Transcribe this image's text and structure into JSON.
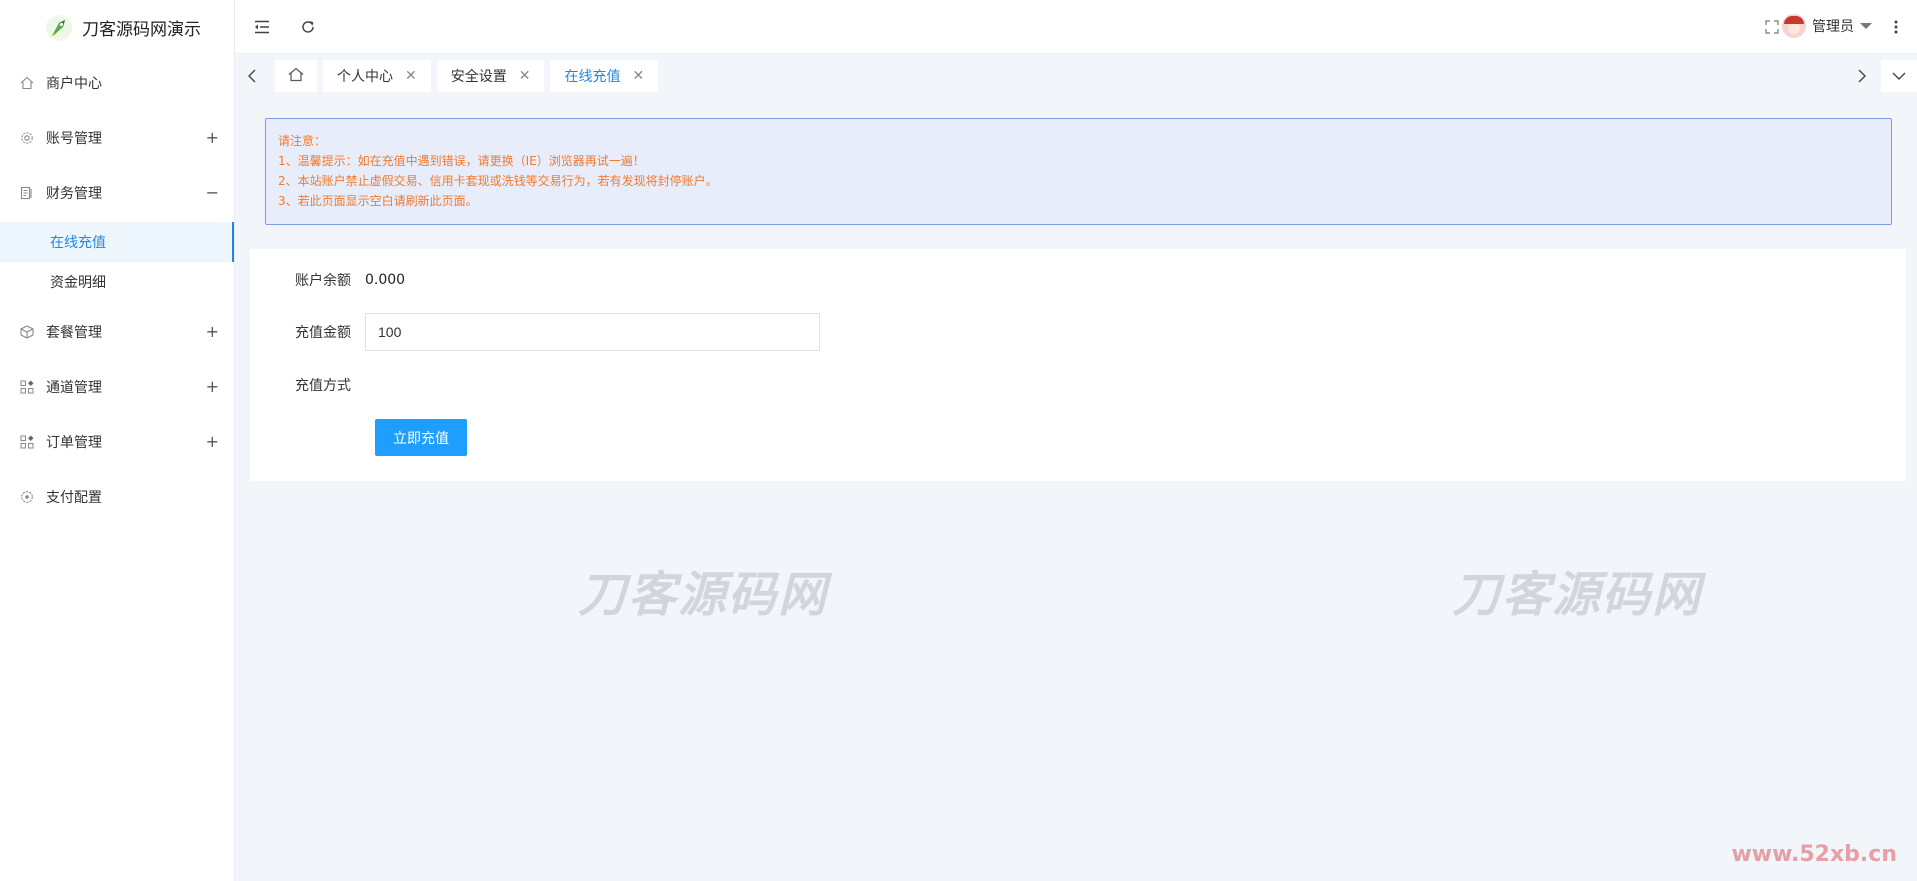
{
  "brand": {
    "title": "刀客源码网演示"
  },
  "sidebar": {
    "items": [
      {
        "label": "商户中心",
        "icon": "home-icon",
        "toggle": ""
      },
      {
        "label": "账号管理",
        "icon": "gear-icon",
        "toggle": "+"
      },
      {
        "label": "财务管理",
        "icon": "finance-icon",
        "toggle": "−"
      },
      {
        "label": "套餐管理",
        "icon": "package-icon",
        "toggle": "+"
      },
      {
        "label": "通道管理",
        "icon": "grid-icon",
        "toggle": "+"
      },
      {
        "label": "订单管理",
        "icon": "grid-icon",
        "toggle": "+"
      },
      {
        "label": "支付配置",
        "icon": "settings-icon",
        "toggle": ""
      }
    ],
    "finance_sub": [
      {
        "label": "在线充值",
        "active": true
      },
      {
        "label": "资金明细",
        "active": false
      }
    ]
  },
  "header": {
    "user_name": "管理员"
  },
  "tabs": [
    {
      "label": "个人中心"
    },
    {
      "label": "安全设置"
    },
    {
      "label": "在线充值"
    }
  ],
  "notice": {
    "title": "请注意：",
    "lines": [
      "1、温馨提示：如在充值中遇到错误，请更换（IE）浏览器再试一遍！",
      "2、本站账户禁止虚假交易、信用卡套现或洗钱等交易行为，若有发现将封停账户。",
      "3、若此页面显示空白请刷新此页面。"
    ]
  },
  "form": {
    "balance_label": "账户余额",
    "balance_value": "0.000",
    "amount_label": "充值金额",
    "amount_value": "100",
    "method_label": "充值方式",
    "submit_label": "立即充值"
  },
  "watermark": {
    "text": "刀客源码网",
    "site": "www.52xb.cn"
  },
  "colors": {
    "accent": "#1e88e5",
    "button": "#1e9fff",
    "notice_text": "#f07b2e",
    "notice_bg": "#e8edfb"
  }
}
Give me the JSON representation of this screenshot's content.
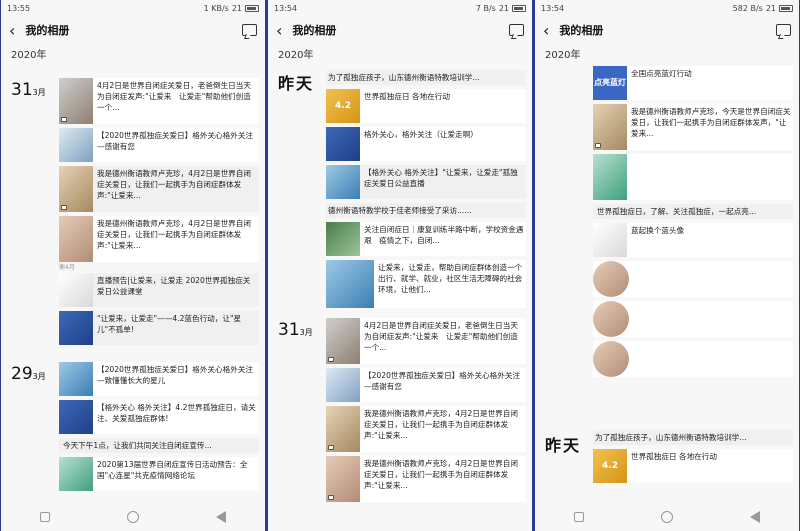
{
  "panels": [
    {
      "status_time": "13:55",
      "status_speed": "1 KB/s",
      "battery": "21"
    },
    {
      "status_time": "13:54",
      "status_speed": "7 B/s",
      "battery": "21"
    },
    {
      "status_time": "13:54",
      "status_speed": "582 B/s",
      "battery": "21"
    }
  ],
  "header": {
    "title": "我的相册",
    "back_icon": "chevron-left-icon",
    "message_icon": "message-icon"
  },
  "year": "2020年",
  "days": {
    "d31": "31",
    "d29": "29",
    "month3": "3月",
    "yesterday": "昨天"
  },
  "p1_items": [
    "4月2日是世界自闭症关爱日，老爸倒生日当天为自闭症发声:\"让爱来　让爱走\"帮助他们创造一个...",
    "【2020世界孤独症关爱日】格外关心格外关注—感谢有您",
    "我是德州衡语教师卢克珍，4月2日是世界自闭症关爱日，让我们一起携手为自闭症群体发声:\"让爱来...",
    "我是德州衡语教师卢克珍，4月2日是世界自闭症关爱日，让我们一起携手为自闭症群体发声:\"让爱来...",
    "直播预告|让爱来，让爱走 2020世界孤独症关爱日公益课堂",
    "\"让爱来，让爱走\"——4.2蓝色行动，让\"星儿\"不孤单!",
    "【2020世界孤独症关爱日】格外关心格外关注—致懂懂长大的星儿",
    "【格外关心 格外关注】4.2世界孤独症日，请关注、关爱孤独症群体!",
    "今天下午1点，让我们共同关注自闭症宣传...",
    "2020第13届世界自闭症宣传日活动预告：全国\"心连星\"共克疫情网络论坛"
  ],
  "p1_meta": "衡4月",
  "p2_items": [
    "为了孤独症孩子，山东德州衡语特教培训学...",
    "世界孤独症日 各地在行动",
    "格外关心，格外关注（让爱走啊）",
    "【格外关心 格外关注】\"让爱来，让爱走\"孤独症关爱日公益直播",
    "德州衡语特教学校于佳老师接受了采访......",
    "关注自闭症日｜康复训练半路中断，学校资金遇艰　疫情之下，自闭...",
    "让爱来，让爱走，帮助自闭症群体创造一个出行、就学、就业，社区生活无障碍的社会环境，让他们...",
    "4月2日是世界自闭症关爱日，老爸倒生日当天为自闭症发声:\"让爱来　让爱走\"帮助他们创造一个...",
    "【2020世界孤独症关爱日】格外关心格外关注—感谢有您",
    "我是德州衡语教师卢克珍，4月2日是世界自闭症关爱日，让我们一起携手为自闭症群体发声:\"让爱来...",
    "我是德州衡语教师卢克珍，4月2日是世界自闭症关爱日，让我们一起携手为自闭症群体发声:\"让爱来..."
  ],
  "p2_badge": "4.2",
  "p3_items": [
    "全国点亮蓝灯行动",
    "我是德州衡语教师卢克珍，今天是世界自闭症关爱日，让我们一起携手为自闭症群体发声，\"让爱来...",
    "世界孤独症日，了解、关注孤独症，一起点亮...",
    "蓝起换个蓝头像",
    "为了孤独症孩子，山东德州衡语特教培训学...",
    "世界孤独症日 各地在行动"
  ],
  "p3_badge": "点亮蓝灯",
  "p3_badge2": "4.2"
}
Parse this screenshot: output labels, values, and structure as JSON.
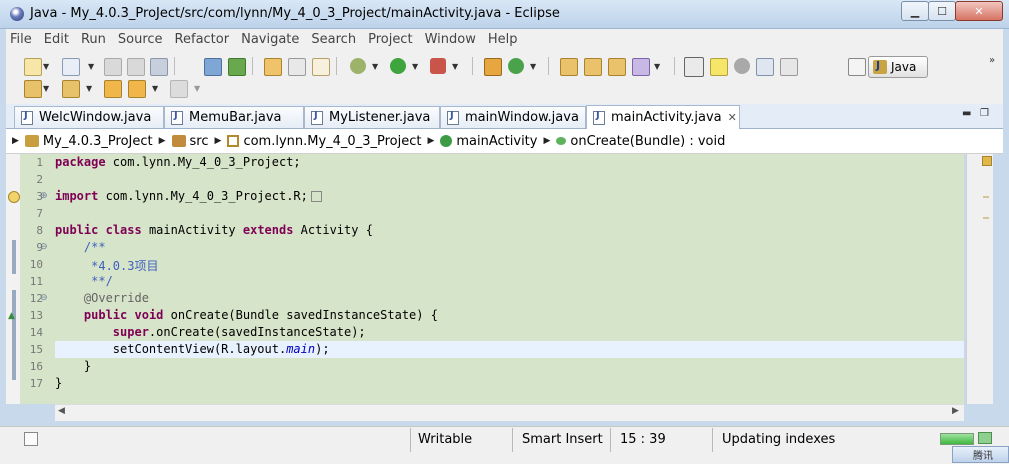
{
  "window": {
    "title": "Java - My_4.0.3_ProJect/src/com/lynn/My_4_0_3_Project/mainActivity.java - Eclipse",
    "minimize_glyph": "▁",
    "maximize_glyph": "☐",
    "close_glyph": "✕"
  },
  "menu": [
    "File",
    "Edit",
    "Run",
    "Source",
    "Refactor",
    "Navigate",
    "Search",
    "Project",
    "Window",
    "Help"
  ],
  "perspective": {
    "label": "Java"
  },
  "tabs": [
    {
      "label": "WelcWindow.java"
    },
    {
      "label": "MemuBar.java"
    },
    {
      "label": "MyListener.java"
    },
    {
      "label": "mainWindow.java"
    },
    {
      "label": "mainActivity.java",
      "active": true
    }
  ],
  "breadcrumb": [
    "My_4.0.3_ProJect",
    "src",
    "com.lynn.My_4_0_3_Project",
    "mainActivity",
    "onCreate(Bundle) : void"
  ],
  "code": {
    "line_numbers": [
      "1",
      "2",
      "3",
      "7",
      "8",
      "9",
      "10",
      "11",
      "12",
      "13",
      "14",
      "15",
      "16",
      "17"
    ],
    "lines": {
      "l1_kw": "package",
      "l1_rest": " com.lynn.My_4_0_3_Project;",
      "l3_kw": "import",
      "l3_rest": " com.lynn.My_4_0_3_Project.R;",
      "l8_kw1": "public",
      "l8_kw2": "class",
      "l8_name": " mainActivity ",
      "l8_kw3": "extends",
      "l8_rest": " Activity {",
      "l9": "    /**",
      "l10": "     *4.0.3项目",
      "l11": "     **/",
      "l12": "    @Override",
      "l13_kw1": "public",
      "l13_kw2": "void",
      "l13_rest": " onCreate(Bundle savedInstanceState) {",
      "l14_kw": "super",
      "l14_rest": ".onCreate(savedInstanceState);",
      "l15_pre": "        setContentView(R.layout.",
      "l15_field": "main",
      "l15_post": ");",
      "l16": "    }",
      "l17": "}"
    }
  },
  "status": {
    "writable": "Writable",
    "insert_mode": "Smart Insert",
    "position": "15 : 39",
    "task": "Updating indexes",
    "tray_text": "腾讯"
  },
  "colors": {
    "editor_bg": "#d6e4c9",
    "current_line": "#e8f2fe",
    "keyword": "#7f0055",
    "comment": "#3f5fbf"
  }
}
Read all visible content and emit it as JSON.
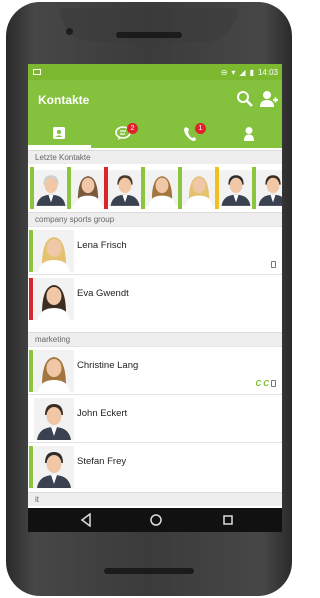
{
  "status_bar": {
    "time": "14:03",
    "icons": [
      "image-icon",
      "minus-circle-icon",
      "wifi-icon",
      "signal-icon",
      "battery-icon"
    ]
  },
  "app_bar": {
    "title": "Kontakte",
    "icons": [
      "search-icon",
      "add-person-icon"
    ]
  },
  "tabs": [
    {
      "icon": "contacts-card-icon",
      "badge": null,
      "active": true
    },
    {
      "icon": "chat-icon",
      "badge": "2",
      "active": false
    },
    {
      "icon": "phone-icon",
      "badge": "1",
      "active": false
    },
    {
      "icon": "person-icon",
      "badge": null,
      "active": false
    }
  ],
  "recent": {
    "header": "Letzte Kontakte",
    "items": [
      {
        "status_color": "#8bc53f",
        "gender": "m",
        "hair": "#cfcfcf"
      },
      {
        "status_color": "#8bc53f",
        "gender": "f",
        "hair": "#7b5a3c"
      },
      {
        "status_color": "#d9262b",
        "gender": "m",
        "hair": "#4a3a2c"
      },
      {
        "status_color": "#8bc53f",
        "gender": "f",
        "hair": "#a4763f"
      },
      {
        "status_color": "#8bc53f",
        "gender": "f",
        "hair": "#e3c270"
      },
      {
        "status_color": "#f0c020",
        "gender": "m",
        "hair": "#2d2d2d"
      },
      {
        "status_color": "#8bc53f",
        "gender": "m",
        "hair": "#3b2d22"
      }
    ]
  },
  "groups": [
    {
      "header": "company sports group",
      "contacts": [
        {
          "name": "Lena Frisch",
          "status_color": "#8bc53f",
          "gender": "f",
          "hair": "#e3c270",
          "indicators": [
            "device"
          ]
        },
        {
          "name": "Eva Gwendt",
          "status_color": "#d9262b",
          "gender": "f",
          "hair": "#3b2d22",
          "indicators": []
        }
      ]
    },
    {
      "header": "marketing",
      "contacts": [
        {
          "name": "Christine Lang",
          "status_color": "#8bc53f",
          "gender": "f",
          "hair": "#a4763f",
          "indicators": [
            "c",
            "c",
            "device"
          ]
        },
        {
          "name": "John Eckert",
          "status_color": "#ffffff",
          "gender": "m",
          "hair": "#3b2d22",
          "indicators": []
        },
        {
          "name": "Stefan Frey",
          "status_color": "#8bc53f",
          "gender": "m",
          "hair": "#2d2d2d",
          "indicators": []
        }
      ]
    },
    {
      "header": "it",
      "contacts": []
    }
  ],
  "nav_bar": {
    "icons": [
      "back-triangle-icon",
      "home-circle-icon",
      "recents-square-icon"
    ]
  }
}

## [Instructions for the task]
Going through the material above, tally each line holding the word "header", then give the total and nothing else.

## [Reply to the exercise]
6